There is a conflict of authority as to what law controls where specified legitimating acts are relied on––the law of the domicile of the father, that of the domicile of the child, or that where the legitimating acts took place. The general rule is that, unless the law of the forum where the suit involving the question of recognition provides otherwise, the law of the state of domicile of the father at the time of the birth of the child or at the time of the act relied on controls. Restatement Conflict of Laws, secs. 139, 140; 7 Am.Jur. p. 661; The Yale Law Journal, Vol. 46, pp. 1049 et seq.; 73 Am.Law Rep. pp. 956 et seq. Our supreme court in Blythe v. Ayres, supra, 561, accepted the principle that the law of the domicile of the father was controlling but declined to rule whether the law in force at the time of birth or that in force at the time of the legitimating act should control, since the parties came within both restrictions. Eddie v. Eddie, 8 N.D. 376, 79 N.W. 856, 73 Am.St.Rep. 765, is authority for the rule that legitimating acts done in a foreign country, which did not recognize them as such, did not change the status of the illegitimate child when the father moved into the state of North Dakota. The principle of the decision is that the law of that State providing for legitimating by subsequent acts did not apply where the father was a non–resident both at the time of the birth of the child and of the legitimating acts.
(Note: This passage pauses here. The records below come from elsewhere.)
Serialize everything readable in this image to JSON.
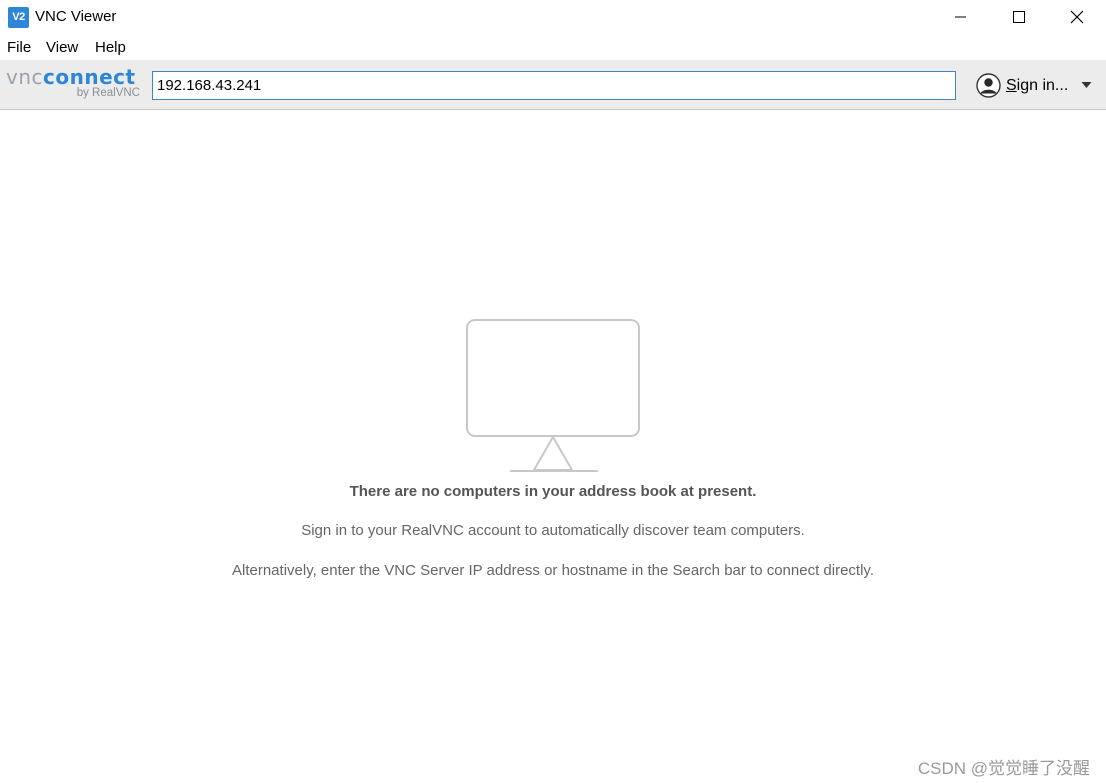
{
  "window": {
    "title": "VNC Viewer",
    "app_icon_text": "V2",
    "accent_color": "#2f86d8"
  },
  "menu": {
    "items": [
      {
        "label": "File"
      },
      {
        "label": "View"
      },
      {
        "label": "Help"
      }
    ]
  },
  "toolbar": {
    "logo_vnc": "vnc",
    "logo_connect": "connect",
    "logo_sub": "by RealVNC",
    "address_value": "192.168.43.241",
    "signin_label": "Sign in...",
    "signin_underline_char": "S",
    "signin_rest": "ign in..."
  },
  "empty_state": {
    "heading": "There are no computers in your address book at present.",
    "line1": "Sign in to your RealVNC account to automatically discover team computers.",
    "line2": "Alternatively, enter the VNC Server IP address or hostname in the Search bar to connect directly.",
    "icon": "monitor-icon"
  },
  "watermark": "CSDN @觉觉睡了没醒",
  "colors": {
    "logo_blue": "#2e86d6",
    "input_border": "#3d87c8",
    "toolbar_bg": "#ececec"
  }
}
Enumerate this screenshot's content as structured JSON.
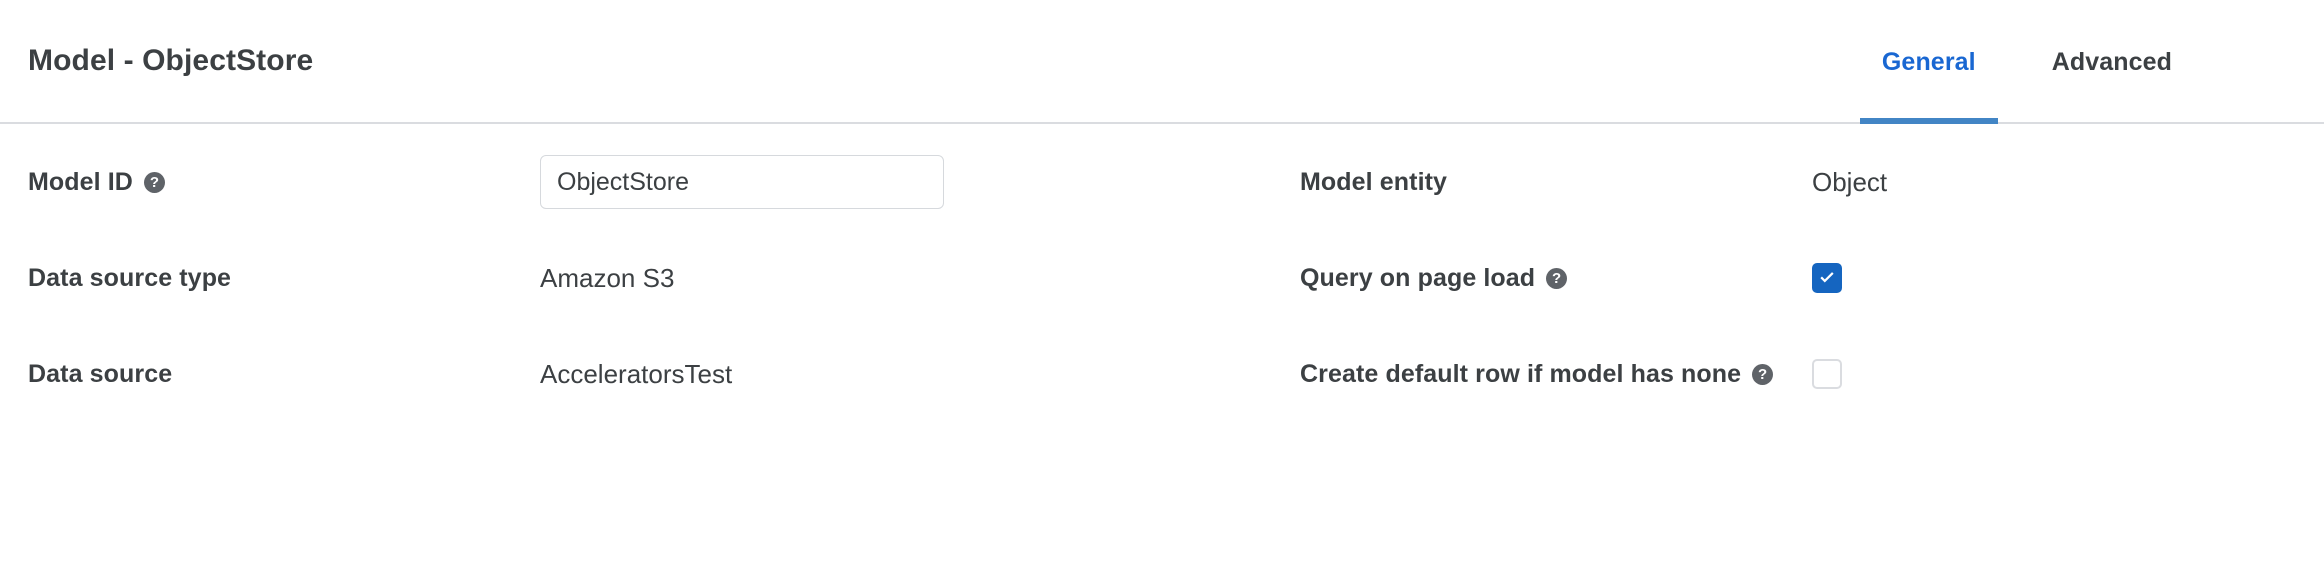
{
  "header": {
    "title": "Model - ObjectStore",
    "tabs": [
      {
        "label": "General",
        "active": true
      },
      {
        "label": "Advanced",
        "active": false
      }
    ],
    "accent_color": "#1967d2",
    "underline_color": "#4285c5"
  },
  "form": {
    "left_column": [
      {
        "label": "Model ID",
        "help_icon": "help-circle-icon",
        "control": "text-input",
        "value": "ObjectStore",
        "placeholder": ""
      },
      {
        "label": "Data source type",
        "control": "static-text",
        "value": "Amazon S3"
      },
      {
        "label": "Data source",
        "control": "static-text",
        "value": "AcceleratorsTest"
      }
    ],
    "right_column": [
      {
        "label": "Model entity",
        "control": "static-text",
        "value": "Object"
      },
      {
        "label": "Query on page load",
        "help_icon": "help-circle-icon",
        "control": "checkbox",
        "checked": true,
        "checked_color": "#1565c0"
      },
      {
        "label": "Create default row if model has none",
        "help_icon": "help-circle-icon",
        "control": "checkbox",
        "checked": false
      }
    ]
  },
  "icons": {
    "help_glyph": "?",
    "check_glyph": "check-mark-icon"
  }
}
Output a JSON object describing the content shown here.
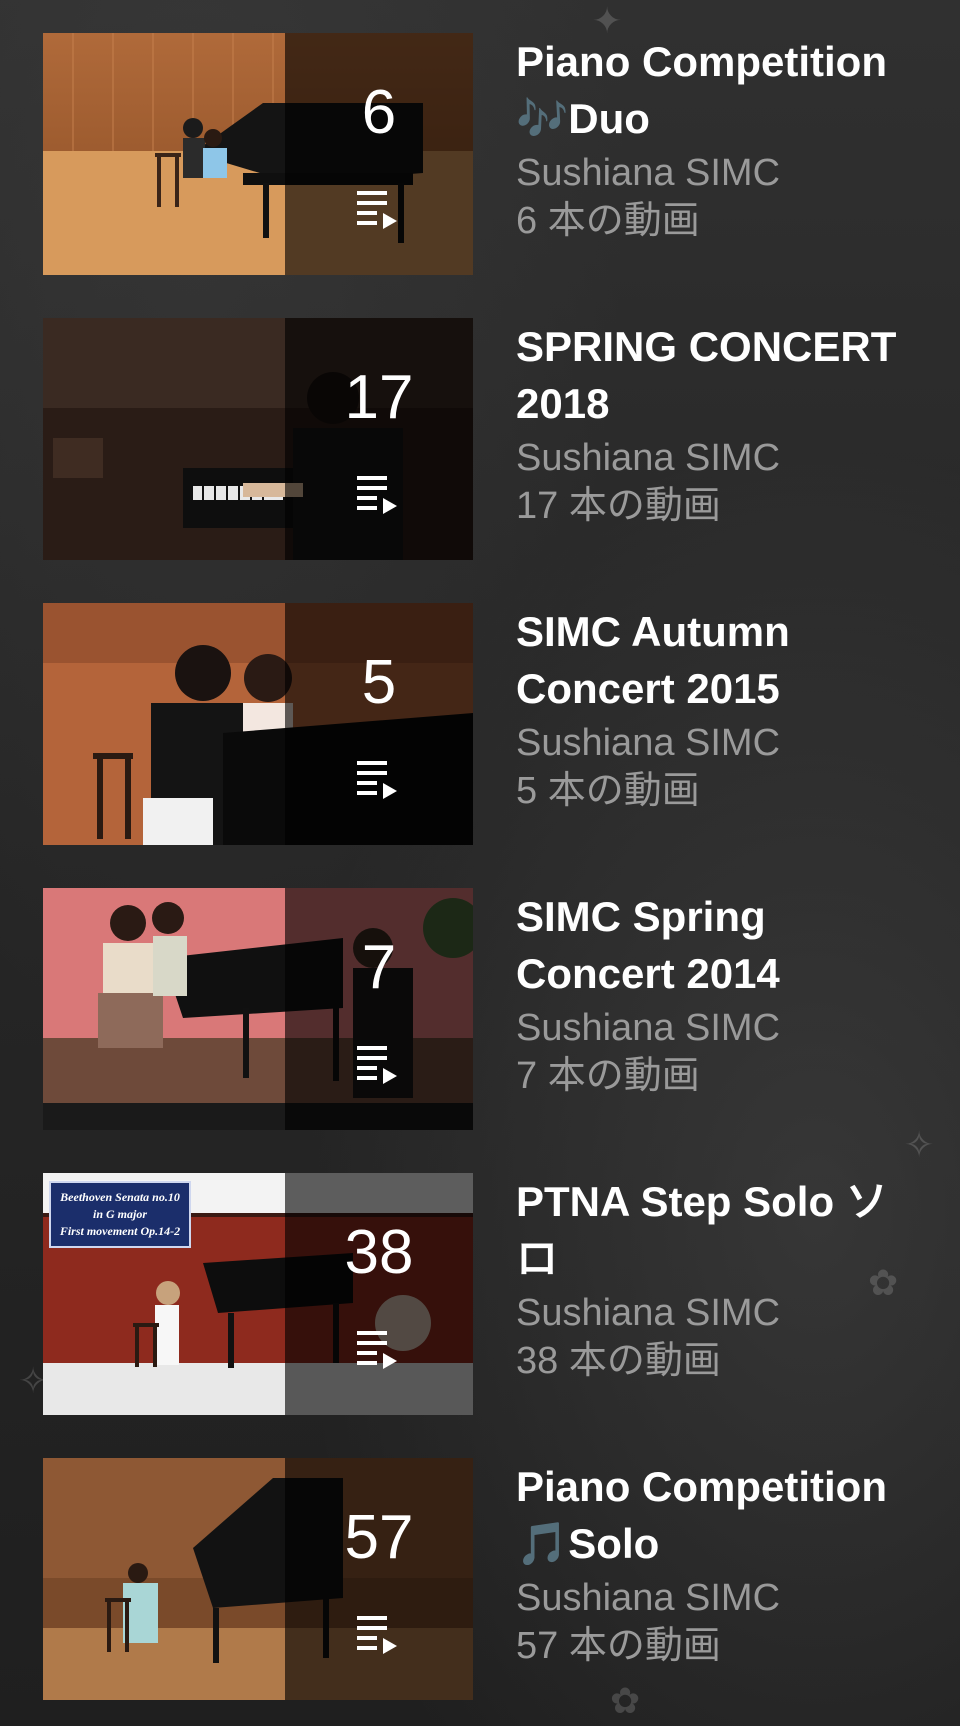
{
  "playlists": [
    {
      "title": "Piano Competition 🎶Duo",
      "title_main": "Piano Competition",
      "title_note": "🎶",
      "title_suffix": "Duo",
      "count": "6",
      "channel": "Sushiana SIMC",
      "videos": "6 本の動画",
      "thumbnail_icon": "queue-icon"
    },
    {
      "title": "SPRING CONCERT 2018",
      "count": "17",
      "channel": "Sushiana SIMC",
      "videos": "17 本の動画",
      "thumbnail_icon": "queue-icon"
    },
    {
      "title": "SIMC Autumn Concert 2015",
      "count": "5",
      "channel": "Sushiana SIMC",
      "videos": "5 本の動画",
      "thumbnail_icon": "queue-icon"
    },
    {
      "title": "SIMC Spring Concert 2014",
      "count": "7",
      "channel": "Sushiana SIMC",
      "videos": "7 本の動画",
      "thumbnail_icon": "queue-icon"
    },
    {
      "title": "PTNA Step Solo ソロ",
      "count": "38",
      "channel": "Sushiana SIMC",
      "videos": "38 本の動画",
      "thumbnail_icon": "queue-icon",
      "thumbnail_caption": [
        "Beethoven Senata no.10",
        "in G major",
        "First movement Op.14-2"
      ]
    },
    {
      "title": "Piano Competition 🎵Solo",
      "title_main": "Piano Competition",
      "title_note": "🎵",
      "title_suffix": "Solo",
      "count": "57",
      "channel": "Sushiana SIMC",
      "videos": "57 本の動画",
      "thumbnail_icon": "queue-icon"
    }
  ],
  "colors": {
    "background": "#282828",
    "title": "#ffffff",
    "meta": "#9a9a9a",
    "note_accent": "#e31b1b",
    "overlay": "rgba(0,0,0,0.62)"
  }
}
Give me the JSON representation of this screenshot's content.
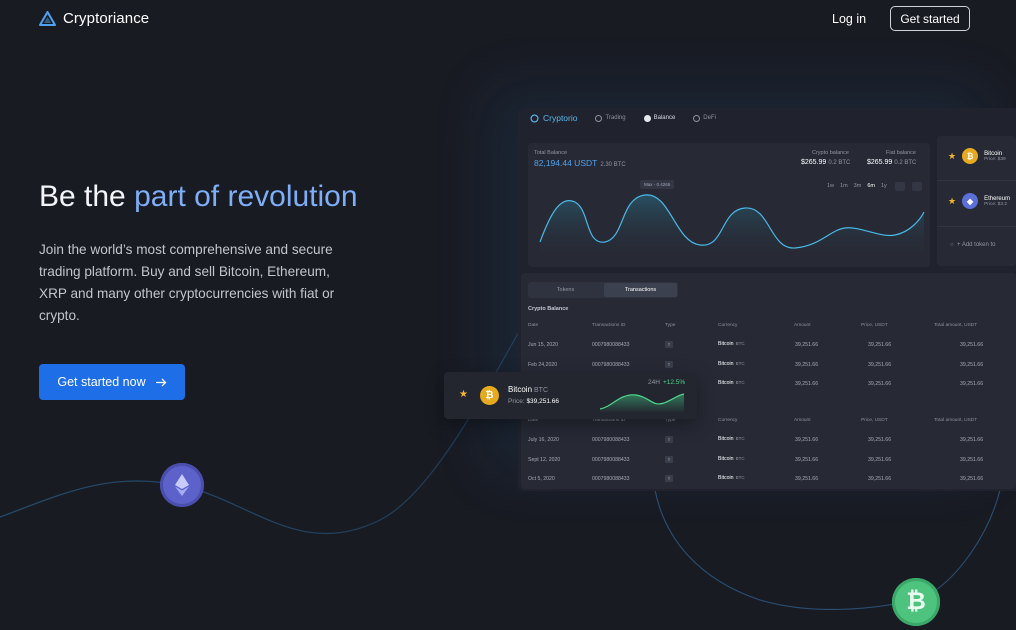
{
  "nav": {
    "brand": "Cryptoriance",
    "login": "Log in",
    "get_started": "Get started"
  },
  "hero": {
    "title_a": "Be the ",
    "title_b": "part of revolution",
    "subtitle": "Join the world’s most comprehensive and secure trading platform. Buy and sell Bitcoin, Ethereum, XRP and many other cryptocurrencies with fiat or crypto.",
    "cta": "Get started now"
  },
  "dashboard": {
    "brand": "Cryptorio",
    "tabs": [
      "Trading",
      "Balance",
      "DeFi"
    ],
    "active_tab": "Balance",
    "total_balance_label": "Total Balance",
    "total_balance_value": "82,194.44 USDT",
    "total_balance_btc": "2.30 BTC",
    "crypto_balance_label": "Crypto balance",
    "crypto_balance_value": "$265.99",
    "crypto_balance_btc": "0.2 BTC",
    "fiat_balance_label": "Fiat balance",
    "fiat_balance_value": "$265.99",
    "fiat_balance_btc": "0.2 BTC",
    "max_tooltip": "Max - 0.4265",
    "ranges": [
      "1w",
      "1m",
      "3m",
      "6m",
      "1y"
    ],
    "active_range": "6m",
    "side": {
      "btc_name": "Bitcoin",
      "btc_price": "Price: $39",
      "eth_name": "Ethereum",
      "eth_price": "Price: $3.2",
      "add": "Add token to"
    },
    "tx": {
      "tab_tokens": "Tokens",
      "tab_transactions": "Transactions",
      "section": "Crypto Balance",
      "headers": [
        "Date",
        "Transactions ID",
        "Type",
        "Currency",
        "Amount",
        "Price, USDT",
        "Total amount, USDT"
      ],
      "rows_top": [
        {
          "date": "Jun 15, 2020",
          "id": "0007980088433",
          "type": "↑",
          "coin": "Bitcoin",
          "sym": "BTC",
          "amount": "39,251.66",
          "price": "39,251.66",
          "total": "39,251.66"
        },
        {
          "date": "Feb 24,2020",
          "id": "0007980088433",
          "type": "↑",
          "coin": "Bitcoin",
          "sym": "BTC",
          "amount": "39,251.66",
          "price": "39,251.66",
          "total": "39,251.66"
        },
        {
          "date": "",
          "id": "",
          "type": "",
          "coin": "Bitcoin",
          "sym": "BTC",
          "amount": "39,251.66",
          "price": "39,251.66",
          "total": "39,251.66"
        }
      ],
      "rows_bottom": [
        {
          "date": "July 16, 2020",
          "id": "0007980088433",
          "type": "↑",
          "coin": "Bitcoin",
          "sym": "BTC",
          "amount": "39,251.66",
          "price": "39,251.66",
          "total": "39,251.66"
        },
        {
          "date": "Sept 12, 2020",
          "id": "0007980088433",
          "type": "↑",
          "coin": "Bitcoin",
          "sym": "BTC",
          "amount": "39,251.66",
          "price": "39,251.66",
          "total": "39,251.66"
        },
        {
          "date": "Oct 5, 2020",
          "id": "0007980088433",
          "type": "↑",
          "coin": "Bitcoin",
          "sym": "BTC",
          "amount": "39,251.66",
          "price": "39,251.66",
          "total": "39,251.66"
        }
      ]
    }
  },
  "float_card": {
    "name": "Bitcoin",
    "symbol": "BTC",
    "price_label": "Price:",
    "price": "$39,251.66",
    "period": "24H",
    "change": "+12.5%"
  },
  "icons": {
    "logo": "cryptoriance-logo-icon",
    "arrow": "arrow-right-icon",
    "star": "star-icon",
    "eth_coin": "ethereum-coin-icon",
    "btc_coin": "bitcoin-coin-icon"
  },
  "colors": {
    "bg": "#191b23",
    "accent": "#1e6ee8",
    "highlight": "#7eaef7",
    "positive": "#4fd58d"
  }
}
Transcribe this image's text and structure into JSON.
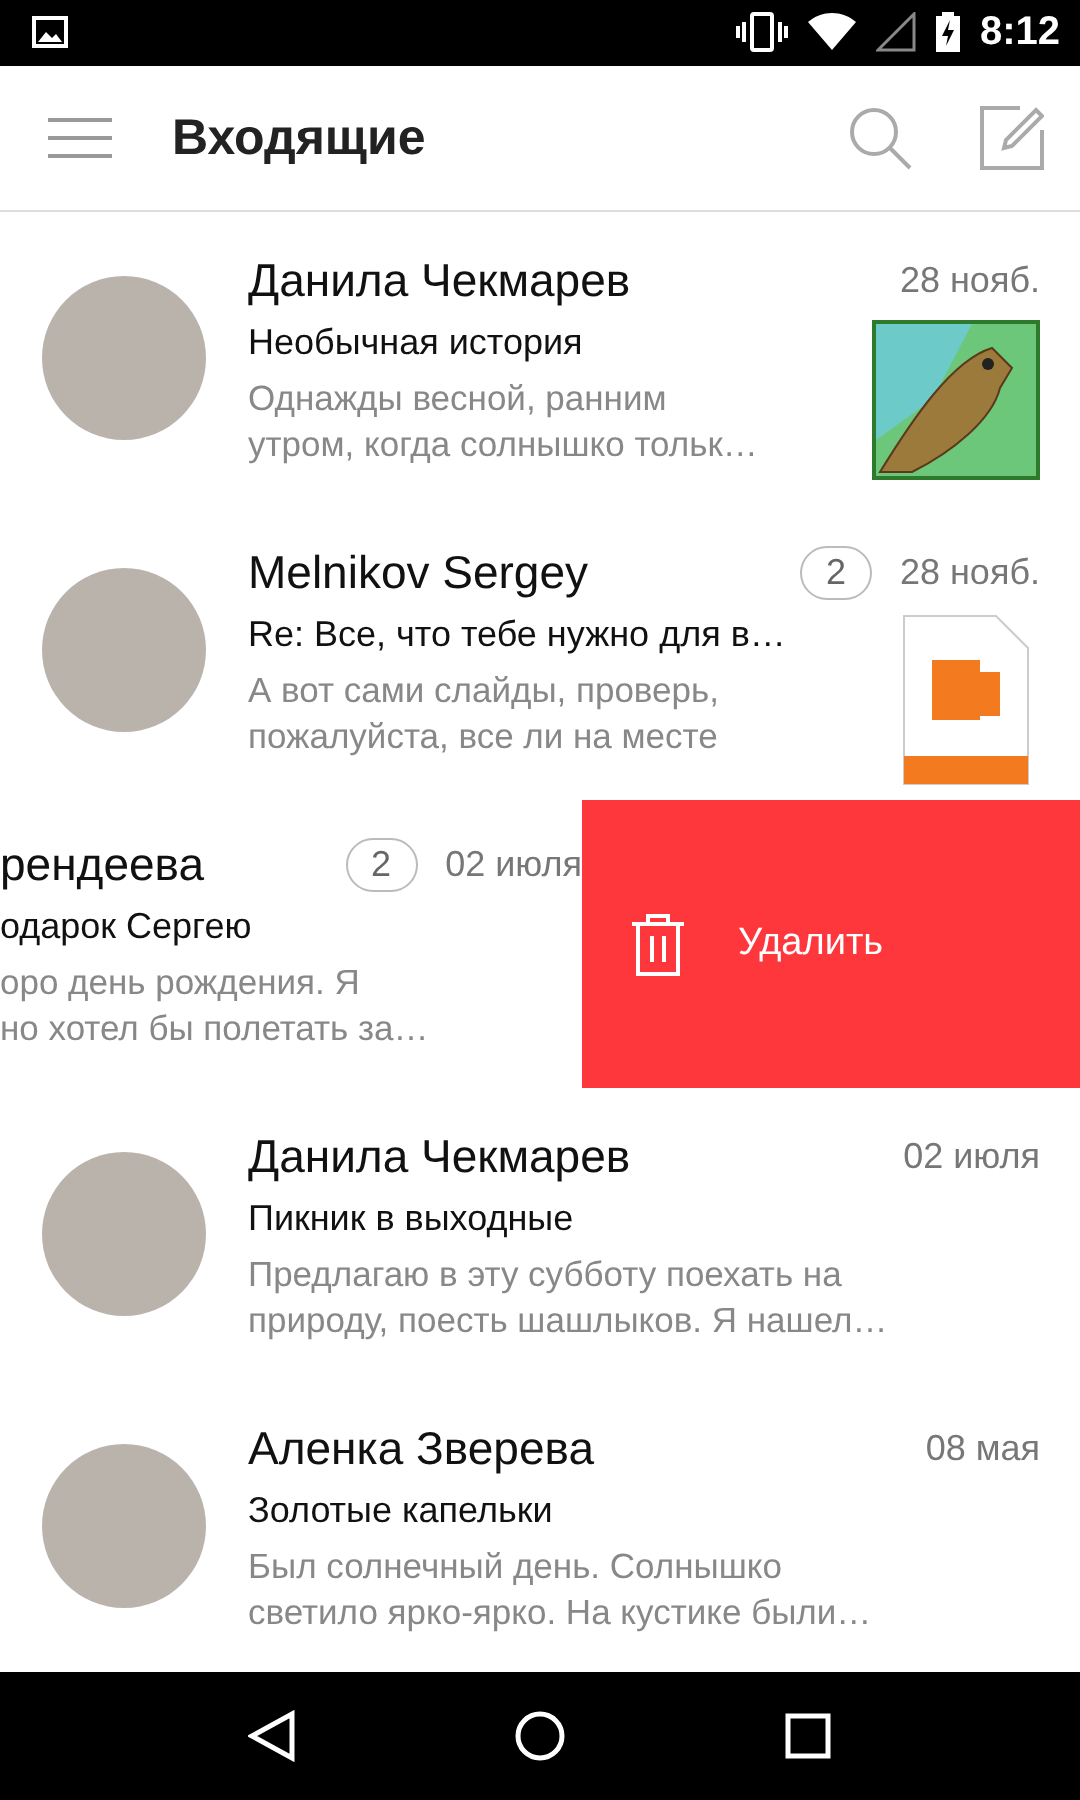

Authorities which appear to be to the contrary relate to statutes prescribing the right of succession as distinguished from those fixing the status of the parties. Hall v. Gabbert, 213 Ill. 208, 72 N.E. 806; In re Wehr's Estate, 96 Mont. 245, 29 P.2d 836. But the weight of authority is that, when acts of acknowledgment are relied on as fixing the status of the child, the law of the domicile of the father at the time of the performance of the act controls. 73 A.L.R. p. 956. The principle is well stated in Pfeifer v. Wright, 10 Cir., 41 F.2d 464, 466, 73 A.L.R. 932, where the Circuit Court of Appeals said: “Laws of the domicile of the father at the time he acts determine the effect of his acts and if his acts are such as to effectuate legitimation as declared by those laws, the status of the child is thereby changed from illegitimate to legitimate. That status, when once changed, is said to be indelible, and is to be accepted in other jurisdictions for the purposes of descent of real property and the distribution of personal property of the father.” Numerous cases are there cited to the same rule.

Our conclusions from the foregoing are that the petitioner having been born out of wedlock in a foreign country in which his father was domiciled did not gain the status of legitimacy by the acts of acknowledgment occurring in either Minnesota or New Mexico, though, under the laws of those states, he might have been entitled to inherit property left by the father and situated in those states, that no act of acknowledgment having been done, either in the State of California, or while the father was domiciled here, the petitioner did not become legitimate “for all purposes” under the terms of section 230 of the Civil Code; that if, while the father was domiciled in this state, the legitimating acts specified in the code section occurred, either here or elsewhere, the petitioner's rights would be settled by that section. But there is no proof covering these two essential facts––the time when the father became domiciled in California, and whether any legitimating acts specified in the code section were done thereafter.

The order is affirmed.

NOURSE, Presiding Justice.